He said a query being raised in the Presidency was about the need for some in the House of Representatives to be involved “in what is certainly an illegal removal of official documents through the staff and their acceptance by some in the House, when the House had the constitutional powers to access the document but resort otherwise.
“The report submitted to the Presidency shows the enormity of the crimes committed by the officials which comprised misappropriation of public funds, frivolous claims of personal emoluments and conspiracy with the other officials to short-change the Federal Government of due revenues, among others.
“Regarding Sani Sidi, the former NEMA DG, for instance, it was indicated that he maintained 20 different accounts in various banks, despite his public servant status.
“EFCC found suspicious deposits amounting to 164,000 US Dollars in his domiciliary account at Standard Chartered Bank alone, all within 18 months, i.e., between January 2014 and June 2015.
‘This almost averages out at $10,000 per month. At the same time, he had up to £58,000 in his Pound Sterling Account. He faces allegations of misappropriation of public funds, frivolous claims of personal emoluments and conspiracy with the other officials to short-change the Federal Government of due revenues.”
He said the suspended Director of Finance and Accounts, Akinbola Hakeem Gbolahan, was also indicted for maintaining many bank accounts with questionable transactionsz adding that “EFCC, the report indicated, has noted in particular his account in GTBank where suspicious deposits were found, totaling N27, 650,000 which is, in addition, the over £37,000 and $120,000 found in his domiciliary accounts, and his Naira account which has several suspicious deposits in excess of N50 million, much of which flowed directly from NEMA.

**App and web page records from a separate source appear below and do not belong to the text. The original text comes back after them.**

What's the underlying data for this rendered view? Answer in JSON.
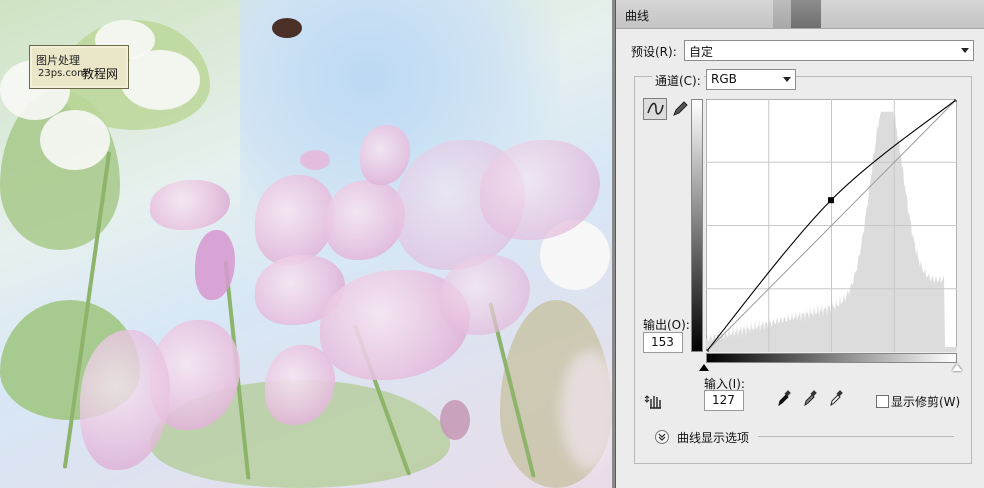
{
  "photo": {
    "watermark": {
      "line1": "图片处理",
      "line2": "23ps.com",
      "line3": "教程网"
    }
  },
  "dialog": {
    "title": "曲线",
    "preset": {
      "label": "预设(R):",
      "value": "自定"
    },
    "channel": {
      "label": "通道(C):",
      "value": "RGB"
    },
    "output": {
      "label": "输出(O):",
      "value": "153"
    },
    "input": {
      "label": "输入(I):",
      "value": "127"
    },
    "show_clipping_label": "显示修剪(W)",
    "curve_display_options_label": "曲线显示选项",
    "curve": {
      "control_points": [
        [
          0,
          0
        ],
        [
          127,
          153
        ],
        [
          255,
          255
        ]
      ]
    },
    "colors": {
      "dialog_bg": "#ececec",
      "graph_bg": "#ffffff",
      "histogram": "#dcdcdc",
      "curve": "#000000"
    },
    "icons": [
      "curve-edit-icon",
      "pencil-icon",
      "hand-adjust-icon",
      "black-eyedropper-icon",
      "gray-eyedropper-icon",
      "white-eyedropper-icon",
      "expand-chevron-icon"
    ]
  }
}
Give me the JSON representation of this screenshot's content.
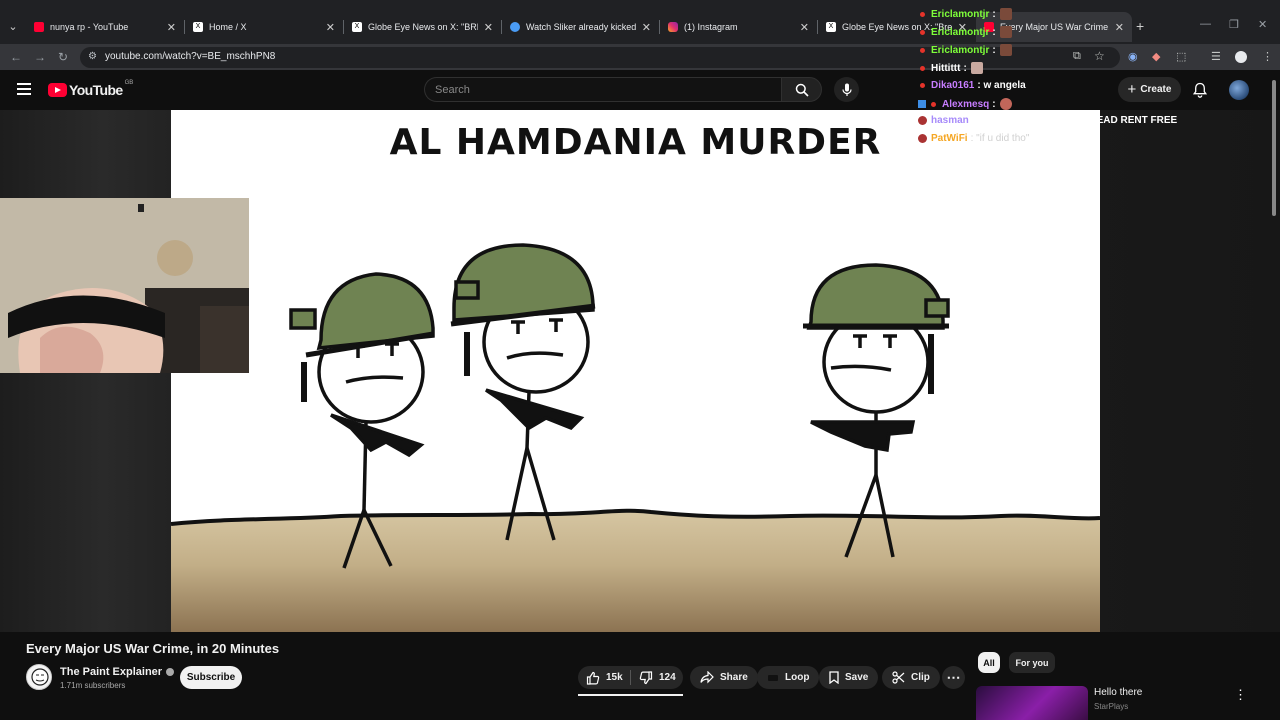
{
  "browser": {
    "tabs": [
      {
        "title": "nunya rp - YouTube",
        "favicon": "youtube-icon",
        "color": "#ff0033"
      },
      {
        "title": "Home / X",
        "favicon": "x-icon",
        "color": "#ffffff"
      },
      {
        "title": "Globe Eye News on X: \"BREAKI",
        "favicon": "x-icon",
        "color": "#ffffff"
      },
      {
        "title": "Watch Sliker already kicked out",
        "favicon": "kick-icon",
        "color": "#4a9cf5"
      },
      {
        "title": "(1) Instagram",
        "favicon": "instagram-icon",
        "color": "#e1306c"
      },
      {
        "title": "Globe Eye News on X: \"Breaki",
        "favicon": "x-icon",
        "color": "#ffffff"
      },
      {
        "title": "Every Major US War Crime, in 2",
        "favicon": "youtube-icon",
        "color": "#ff0033"
      }
    ],
    "url": "youtube.com/watch?v=BE_mschhPN8"
  },
  "youtube": {
    "logo_text": "YouTube",
    "country_code": "GB",
    "search_placeholder": "Search",
    "create_label": "Create"
  },
  "video": {
    "frame_title": "AL HAMDANIA MURDER",
    "title": "Every Major US War Crime, in 20 Minutes",
    "channel": "The Paint Explainer",
    "subscribers": "1.71m subscribers",
    "subscribe_label": "Subscribe",
    "likes": "15k",
    "dislikes": "124",
    "share_label": "Share",
    "loop_label": "Loop",
    "save_label": "Save",
    "clip_label": "Clip"
  },
  "chat": [
    {
      "user": "Ericlamontjr",
      "msg": ":",
      "color": "#7fff3a"
    },
    {
      "user": "Ericlamontjr",
      "msg": ":",
      "color": "#7fff3a"
    },
    {
      "user": "Ericlamontjr",
      "msg": ":",
      "color": "#7fff3a"
    },
    {
      "user": "Hittittt",
      "msg": ":",
      "color": "#ffffff"
    },
    {
      "user": "Dika0161",
      "msg": ": w angela",
      "color": "#c77dff"
    },
    {
      "user": "Alexmesq",
      "msg": ":",
      "color": "#c77dff"
    },
    {
      "user": "hasman",
      "msg": ": CROSSCORE IN YOUR HEAD RENT FREE",
      "color": "#a78bfa"
    },
    {
      "user": "PatWiFi",
      "msg": ": \"if u did tho\"",
      "color": "#f5a623"
    }
  ],
  "sidebar": {
    "chips": [
      "All",
      "For you"
    ],
    "rec_title": "Hello there",
    "rec_channel": "StarPlays"
  }
}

“For Umesi Emenike, the Acting Director of Special Duties,findings from the report revealed that funds meant for programmes and maintenance of the South-South Zone operations of NEMA under his supervision were paid directly into his personal accounts (14 of them have been discovered by EFCC in various banks), instead of the Zonal Office Account. And he was found to have withdrawn freely in cash, by electronic transfers or through ATM Machines, without any evidence of the money being used for NEMA activities.
“Also according to the report, his subordinate, the Zonal Accountant, also made several cash lodgements into the personal account of Mr. Emenike. About N238, 000,000 has so far been traced from NEMA directly to Mr. Emenike’s personal accounts which were placed in fixed deposits and used freely by the Ag. Director.
“The report also revealed thatMr Alhassan Nuhu, the Director of Risk Reduction, also maintained five bank accounts which were apparently used as conduits to receive and distribute money from NEMA coffers.
“According to the report, so far, Mr. Nuhu has not been able to give satisfactory account of the transactions, including NEMA Funds moving through him to a company called Dambo Farms Limited.
“The case of the pilot in charge of NEMA’s Air Ambulance is especially interesting. His name is Mamman Ali Ibrahim. On his own, he commercialized both the NEMA Air Ambulance and Helicopter. The report further indicates that EFCC traced at least N285 million to him, of which only N63 million was paid to the Accountant General’s Office and another N11 million was paid to NEMA, but the rest cannot be accounted for.
“According to the report, some of the money was however channeled to his family members through his company, Aerocare West Africa Limited, while others in foreign exchange were directly traced to the former DG’s accounts